After too long an absence from other scholarly venues than the one I edit for, I got to finalize the texts of two papers today, OKing the final tweaks from their editors.
Both are fairly short, but it's good to have them out. And for one of them, it means I get to be in this.
Also, I've gotten the reading text of the paper I'm giving at a conference next week down to 25 minutes, by cutting out everything that could possibly be considered extraneous. When I gave it at Mythcon last year, it was nearly 50 minutes, but I had an hour slot. This time I have half an hour, so it'll just barely fit if I talk fast.
Among the things I cut out was this:
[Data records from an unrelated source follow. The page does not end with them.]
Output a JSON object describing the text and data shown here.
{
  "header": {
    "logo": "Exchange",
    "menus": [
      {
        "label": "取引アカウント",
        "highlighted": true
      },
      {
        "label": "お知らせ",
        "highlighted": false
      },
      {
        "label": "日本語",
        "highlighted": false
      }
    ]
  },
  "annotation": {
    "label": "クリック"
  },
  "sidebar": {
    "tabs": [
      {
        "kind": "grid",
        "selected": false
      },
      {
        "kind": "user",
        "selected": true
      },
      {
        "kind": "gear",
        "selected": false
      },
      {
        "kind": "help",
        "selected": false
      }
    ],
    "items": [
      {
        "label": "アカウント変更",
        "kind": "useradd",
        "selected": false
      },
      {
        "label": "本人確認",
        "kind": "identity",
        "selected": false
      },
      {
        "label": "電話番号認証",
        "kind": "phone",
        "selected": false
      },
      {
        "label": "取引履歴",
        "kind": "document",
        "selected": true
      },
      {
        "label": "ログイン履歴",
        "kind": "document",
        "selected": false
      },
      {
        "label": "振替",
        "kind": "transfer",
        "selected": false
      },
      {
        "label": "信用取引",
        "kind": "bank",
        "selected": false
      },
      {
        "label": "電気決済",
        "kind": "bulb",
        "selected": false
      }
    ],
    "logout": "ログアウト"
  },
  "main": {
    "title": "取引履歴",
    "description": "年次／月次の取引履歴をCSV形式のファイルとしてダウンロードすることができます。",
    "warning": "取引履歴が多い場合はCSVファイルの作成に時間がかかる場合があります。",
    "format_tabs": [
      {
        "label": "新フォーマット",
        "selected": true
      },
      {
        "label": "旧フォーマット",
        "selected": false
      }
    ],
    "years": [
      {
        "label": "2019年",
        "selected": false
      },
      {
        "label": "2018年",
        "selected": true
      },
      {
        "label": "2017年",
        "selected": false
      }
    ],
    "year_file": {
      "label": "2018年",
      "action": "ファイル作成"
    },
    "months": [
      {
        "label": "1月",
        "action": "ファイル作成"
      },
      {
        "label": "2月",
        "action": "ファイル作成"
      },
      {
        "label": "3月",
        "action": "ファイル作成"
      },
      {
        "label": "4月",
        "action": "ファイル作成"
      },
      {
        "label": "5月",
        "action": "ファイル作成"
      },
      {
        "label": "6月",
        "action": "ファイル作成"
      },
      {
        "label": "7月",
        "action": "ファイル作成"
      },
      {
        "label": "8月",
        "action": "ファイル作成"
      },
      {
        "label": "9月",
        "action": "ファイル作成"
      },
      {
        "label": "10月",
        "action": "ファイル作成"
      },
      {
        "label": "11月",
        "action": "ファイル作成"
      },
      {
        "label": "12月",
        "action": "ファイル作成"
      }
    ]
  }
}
"Early science fiction was often breezy about the problem of people on other planets speaking different languages than ours. In Lindsay's A Voyage to Arcturus, for instance, the protagonist discovers on arriving that he's somehow grown a new organ that the natives have, which conveniently allows them to read minds and instantly learn each other's language, thus bypassing entirely any question of translation. This is the sort of thing that Douglas Adams was parodying when he invented the Babel Fish."